EDITORIAL: Genocide suspects have reasons not to stop running

Hopes are high that after a quarter-century on the run, the past has finally caught up with three Genocide suspects who have been enjoying impunity both France and Belgium.

Ernest Gakwaya, Emmanuel Nkunduwimye and Fabien Neretse were arrested in 2011 and have been waiting to face their day in court since then. The first two were arrested in Brussels while Neretse was extradited from France on a European arrest warrant.

Rwanda had filed an arrest warrant against Neretse as far back as 2007, and even circulated wildly through Interpol, but it was ignored just as many hundreds more before it.

But Neretse was not extradited because he had killed Tutsis, it was because among his victims was a Belgian national and her family.

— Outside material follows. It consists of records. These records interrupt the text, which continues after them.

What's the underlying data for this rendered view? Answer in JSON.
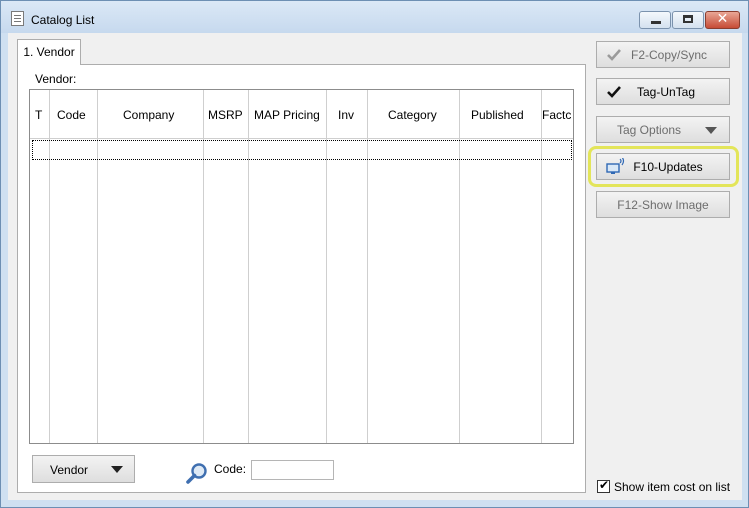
{
  "window": {
    "title": "Catalog List",
    "close_glyph": "✕"
  },
  "tab": {
    "label": "1. Vendor"
  },
  "vendor_label": "Vendor:",
  "grid": {
    "columns": [
      "T",
      "Code",
      "Company",
      "MSRP",
      "MAP Pricing",
      "Inv",
      "Category",
      "Published",
      "Factc"
    ]
  },
  "bottom": {
    "vendor_button": "Vendor",
    "code_label": "Code:",
    "code_value": ""
  },
  "side_buttons": {
    "copy_sync": "F2-Copy/Sync",
    "tag_untag": "Tag-UnTag",
    "tag_options": "Tag Options",
    "updates": "F10-Updates",
    "show_image": "F12-Show Image"
  },
  "show_item_cost": {
    "label": "Show item cost on list",
    "checked": true,
    "mark": "✔"
  },
  "icons": [
    "app-icon",
    "search-icon",
    "checkmark-icon",
    "computer-wireless-icon",
    "chevron-down-icon"
  ]
}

Once the Belgians had signed the arrest warrant it was processed immediately and soon the suspect was on his way to France.

The way the case has been treated confirms one thing; even though Belgium has shown willingness to bring Genocide suspects to book, there is no sense of urgency.

The mere mention that the suspects were part of a sophisticated machinery that killed over a million people in three months should, in normal circumstances, have elucidated the gravity of the case. But no: as long as no western victim was involved, it remains an African internal matter.

The trial of the three suspects is expected to begin in October so it has taken eight years of the case to reach the trial stage. That is how much the 1994 Genocide against the Tutsi is regarded. It has been relegated to the bottom drawer, and in the meantime, precious witnesses are dying off or memories fading.

But as the saying goes; if one wants a job done right, they should do it themselves. So the suspects still out there should have reason to always look over their shoulders as their day of reckoning will surely arrive.